INPUT DATA —
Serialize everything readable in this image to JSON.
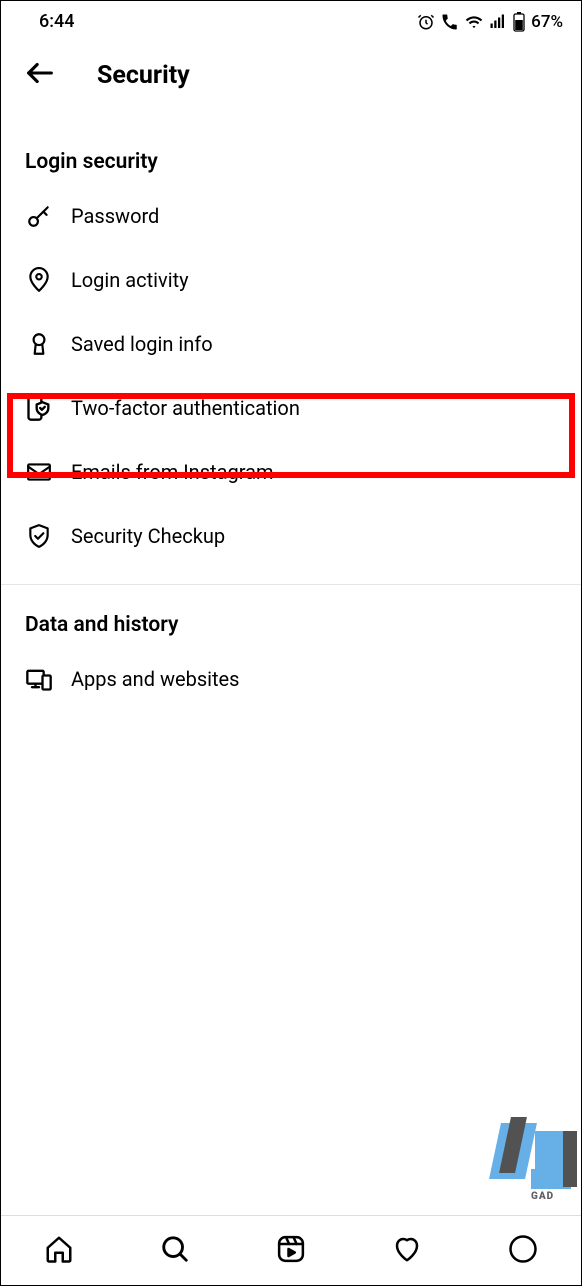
{
  "statusBar": {
    "time": "6:44",
    "batteryText": "67%"
  },
  "header": {
    "title": "Security"
  },
  "sections": {
    "loginSecurity": {
      "title": "Login security",
      "items": {
        "password": "Password",
        "loginActivity": "Login activity",
        "savedLoginInfo": "Saved login info",
        "twoFactor": "Two-factor authentication",
        "emailsFromInstagram": "Emails from Instagram",
        "securityCheckup": "Security Checkup"
      }
    },
    "dataHistory": {
      "title": "Data and history",
      "items": {
        "appsWebsites": "Apps and websites"
      }
    }
  },
  "watermark": {
    "text": "GAD"
  }
}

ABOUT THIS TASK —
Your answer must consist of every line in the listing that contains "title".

RESULT OF THE EXERCISE —
    "title": "Security"
      "title": "Login security",
      "title": "Data and history",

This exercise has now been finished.